◆ ABOUT THIS EXERCISE ◆
Looking at the data below, report how many lines contain "value", with no other words.

App and web page records
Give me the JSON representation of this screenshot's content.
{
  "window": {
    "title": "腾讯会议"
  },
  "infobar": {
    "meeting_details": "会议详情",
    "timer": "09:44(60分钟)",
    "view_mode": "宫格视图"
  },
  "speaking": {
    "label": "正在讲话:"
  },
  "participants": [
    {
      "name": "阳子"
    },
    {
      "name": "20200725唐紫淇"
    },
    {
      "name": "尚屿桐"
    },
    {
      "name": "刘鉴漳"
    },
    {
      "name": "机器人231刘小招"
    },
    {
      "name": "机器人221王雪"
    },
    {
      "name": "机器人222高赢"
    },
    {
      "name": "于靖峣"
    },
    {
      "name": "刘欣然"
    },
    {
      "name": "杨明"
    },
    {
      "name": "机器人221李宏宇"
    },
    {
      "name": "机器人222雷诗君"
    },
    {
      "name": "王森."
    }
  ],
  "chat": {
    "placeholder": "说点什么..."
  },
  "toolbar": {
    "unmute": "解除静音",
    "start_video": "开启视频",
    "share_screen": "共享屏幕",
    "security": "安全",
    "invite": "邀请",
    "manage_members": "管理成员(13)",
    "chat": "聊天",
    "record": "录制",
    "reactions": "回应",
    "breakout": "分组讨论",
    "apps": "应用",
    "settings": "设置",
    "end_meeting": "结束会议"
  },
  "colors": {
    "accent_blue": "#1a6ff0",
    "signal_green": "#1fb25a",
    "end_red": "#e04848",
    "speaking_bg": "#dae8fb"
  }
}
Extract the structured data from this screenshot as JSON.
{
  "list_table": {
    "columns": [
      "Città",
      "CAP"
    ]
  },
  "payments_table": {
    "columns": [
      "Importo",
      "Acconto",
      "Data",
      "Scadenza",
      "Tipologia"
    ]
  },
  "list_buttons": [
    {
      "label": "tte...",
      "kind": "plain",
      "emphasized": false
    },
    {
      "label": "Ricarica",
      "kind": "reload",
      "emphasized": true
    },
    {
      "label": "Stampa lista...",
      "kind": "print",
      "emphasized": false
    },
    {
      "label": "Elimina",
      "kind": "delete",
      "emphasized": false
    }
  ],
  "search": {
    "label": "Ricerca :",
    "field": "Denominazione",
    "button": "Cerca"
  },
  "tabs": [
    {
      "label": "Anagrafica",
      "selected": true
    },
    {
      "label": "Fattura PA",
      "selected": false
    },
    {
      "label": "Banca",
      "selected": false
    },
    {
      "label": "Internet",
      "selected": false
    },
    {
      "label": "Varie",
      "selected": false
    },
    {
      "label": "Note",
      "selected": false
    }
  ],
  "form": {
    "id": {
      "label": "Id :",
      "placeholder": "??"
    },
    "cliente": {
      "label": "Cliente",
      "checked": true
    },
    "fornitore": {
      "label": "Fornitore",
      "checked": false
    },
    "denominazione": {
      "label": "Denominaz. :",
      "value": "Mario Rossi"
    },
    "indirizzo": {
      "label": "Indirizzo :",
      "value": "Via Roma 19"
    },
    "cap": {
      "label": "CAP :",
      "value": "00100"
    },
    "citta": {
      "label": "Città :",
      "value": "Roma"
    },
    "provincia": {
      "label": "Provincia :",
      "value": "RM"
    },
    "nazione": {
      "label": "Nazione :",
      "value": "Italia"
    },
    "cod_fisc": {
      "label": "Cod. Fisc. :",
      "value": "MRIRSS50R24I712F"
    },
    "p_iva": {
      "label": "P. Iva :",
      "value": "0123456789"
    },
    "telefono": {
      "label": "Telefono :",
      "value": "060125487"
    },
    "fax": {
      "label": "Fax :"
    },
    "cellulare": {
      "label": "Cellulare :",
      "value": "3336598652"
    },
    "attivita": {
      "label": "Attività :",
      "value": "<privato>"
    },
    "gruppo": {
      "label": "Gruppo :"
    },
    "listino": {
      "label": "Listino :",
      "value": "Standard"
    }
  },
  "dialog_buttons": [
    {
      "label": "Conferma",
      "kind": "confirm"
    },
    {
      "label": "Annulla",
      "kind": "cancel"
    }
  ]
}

◆ ANSWER SPACE ◆
12